The exercise calls for every entry that follows to be repeated exactly.

[Exercise input]:

*** Block opens ***

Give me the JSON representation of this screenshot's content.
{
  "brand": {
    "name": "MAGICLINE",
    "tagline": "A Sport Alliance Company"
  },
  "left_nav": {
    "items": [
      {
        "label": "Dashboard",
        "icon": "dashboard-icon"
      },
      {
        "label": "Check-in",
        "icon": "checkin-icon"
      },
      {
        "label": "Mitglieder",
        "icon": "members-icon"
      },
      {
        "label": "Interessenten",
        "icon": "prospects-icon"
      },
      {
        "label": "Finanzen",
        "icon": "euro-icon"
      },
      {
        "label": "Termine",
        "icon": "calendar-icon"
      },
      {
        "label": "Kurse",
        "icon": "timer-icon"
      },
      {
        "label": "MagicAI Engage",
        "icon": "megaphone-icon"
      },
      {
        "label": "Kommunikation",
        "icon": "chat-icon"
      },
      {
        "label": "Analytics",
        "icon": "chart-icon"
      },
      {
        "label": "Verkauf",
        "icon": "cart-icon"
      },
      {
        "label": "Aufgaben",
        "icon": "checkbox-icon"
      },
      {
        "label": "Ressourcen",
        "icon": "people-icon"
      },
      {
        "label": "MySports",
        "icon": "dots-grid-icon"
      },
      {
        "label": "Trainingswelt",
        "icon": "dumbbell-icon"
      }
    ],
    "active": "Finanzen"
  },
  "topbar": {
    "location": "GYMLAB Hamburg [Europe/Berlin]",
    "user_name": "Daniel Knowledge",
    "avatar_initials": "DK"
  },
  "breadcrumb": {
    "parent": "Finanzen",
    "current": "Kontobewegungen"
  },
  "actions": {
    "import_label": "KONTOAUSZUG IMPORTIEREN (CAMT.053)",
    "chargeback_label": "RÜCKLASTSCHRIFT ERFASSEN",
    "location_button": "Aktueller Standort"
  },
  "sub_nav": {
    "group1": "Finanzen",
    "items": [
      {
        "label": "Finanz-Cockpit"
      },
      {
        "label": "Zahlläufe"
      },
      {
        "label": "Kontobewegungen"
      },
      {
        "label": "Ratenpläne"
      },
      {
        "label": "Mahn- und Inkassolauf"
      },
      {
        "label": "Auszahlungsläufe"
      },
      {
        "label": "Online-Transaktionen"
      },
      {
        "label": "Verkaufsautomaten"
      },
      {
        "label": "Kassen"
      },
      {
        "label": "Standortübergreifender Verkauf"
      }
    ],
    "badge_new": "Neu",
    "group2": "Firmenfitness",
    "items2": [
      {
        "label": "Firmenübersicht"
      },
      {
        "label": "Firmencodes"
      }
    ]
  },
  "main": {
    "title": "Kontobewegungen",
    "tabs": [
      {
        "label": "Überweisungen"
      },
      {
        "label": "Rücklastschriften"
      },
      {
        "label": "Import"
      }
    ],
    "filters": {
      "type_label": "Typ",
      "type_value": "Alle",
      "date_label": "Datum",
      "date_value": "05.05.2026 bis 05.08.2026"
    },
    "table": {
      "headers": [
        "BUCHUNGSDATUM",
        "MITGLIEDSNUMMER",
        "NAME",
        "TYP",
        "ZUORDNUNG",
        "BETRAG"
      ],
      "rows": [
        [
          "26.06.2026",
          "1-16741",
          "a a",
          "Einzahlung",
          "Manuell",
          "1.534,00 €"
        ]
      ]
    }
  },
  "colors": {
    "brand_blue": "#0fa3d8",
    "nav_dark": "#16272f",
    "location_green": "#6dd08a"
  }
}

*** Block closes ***

[Task result]:
Give me the JSON representation of this screenshot's content.
{
  "brand": {
    "name": "MAGICLINE",
    "tagline": "A Sport Alliance Company"
  },
  "left_nav": {
    "items": [
      {
        "label": "Dashboard",
        "icon": "dashboard-icon"
      },
      {
        "label": "Check-in",
        "icon": "checkin-icon"
      },
      {
        "label": "Mitglieder",
        "icon": "members-icon"
      },
      {
        "label": "Interessenten",
        "icon": "prospects-icon"
      },
      {
        "label": "Finanzen",
        "icon": "euro-icon"
      },
      {
        "label": "Termine",
        "icon": "calendar-icon"
      },
      {
        "label": "Kurse",
        "icon": "timer-icon"
      },
      {
        "label": "MagicAI Engage",
        "icon": "megaphone-icon"
      },
      {
        "label": "Kommunikation",
        "icon": "chat-icon"
      },
      {
        "label": "Analytics",
        "icon": "chart-icon"
      },
      {
        "label": "Verkauf",
        "icon": "cart-icon"
      },
      {
        "label": "Aufgaben",
        "icon": "checkbox-icon"
      },
      {
        "label": "Ressourcen",
        "icon": "people-icon"
      },
      {
        "label": "MySports",
        "icon": "dots-grid-icon"
      },
      {
        "label": "Trainingswelt",
        "icon": "dumbbell-icon"
      }
    ],
    "active": "Finanzen"
  },
  "topbar": {
    "location": "GYMLAB Hamburg [Europe/Berlin]",
    "user_name": "Daniel Knowledge",
    "avatar_initials": "DK"
  },
  "breadcrumb": {
    "parent": "Finanzen",
    "current": "Kontobewegungen"
  },
  "actions": {
    "import_label": "KONTOAUSZUG IMPORTIEREN (CAMT.053)",
    "chargeback_label": "RÜCKLASTSCHRIFT ERFASSEN",
    "location_button": "Aktueller Standort"
  },
  "sub_nav": {
    "group1": "Finanzen",
    "items": [
      {
        "label": "Finanz-Cockpit"
      },
      {
        "label": "Zahlläufe"
      },
      {
        "label": "Kontobewegungen"
      },
      {
        "label": "Ratenpläne"
      },
      {
        "label": "Mahn- und Inkassolauf"
      },
      {
        "label": "Auszahlungsläufe"
      },
      {
        "label": "Online-Transaktionen"
      },
      {
        "label": "Verkaufsautomaten"
      },
      {
        "label": "Kassen"
      },
      {
        "label": "Standortübergreifender Verkauf"
      }
    ],
    "badge_new": "Neu",
    "group2": "Firmenfitness",
    "items2": [
      {
        "label": "Firmenübersicht"
      },
      {
        "label": "Firmencodes"
      }
    ]
  },
  "main": {
    "title": "Kontobewegungen",
    "tabs": [
      {
        "label": "Überweisungen"
      },
      {
        "label": "Rücklastschriften"
      },
      {
        "label": "Import"
      }
    ],
    "filters": {
      "type_label": "Typ",
      "type_value": "Alle",
      "date_label": "Datum",
      "date_value": "05.05.2026 bis 05.08.2026"
    },
    "table": {
      "headers": [
        "BUCHUNGSDATUM",
        "MITGLIEDSNUMMER",
        "NAME",
        "TYP",
        "ZUORDNUNG",
        "BETRAG"
      ],
      "rows": [
        [
          "26.06.2026",
          "1-16741",
          "a a",
          "Einzahlung",
          "Manuell",
          "1.534,00 €"
        ]
      ]
    }
  },
  "colors": {
    "brand_blue": "#0fa3d8",
    "nav_dark": "#16272f",
    "location_green": "#6dd08a"
  }
}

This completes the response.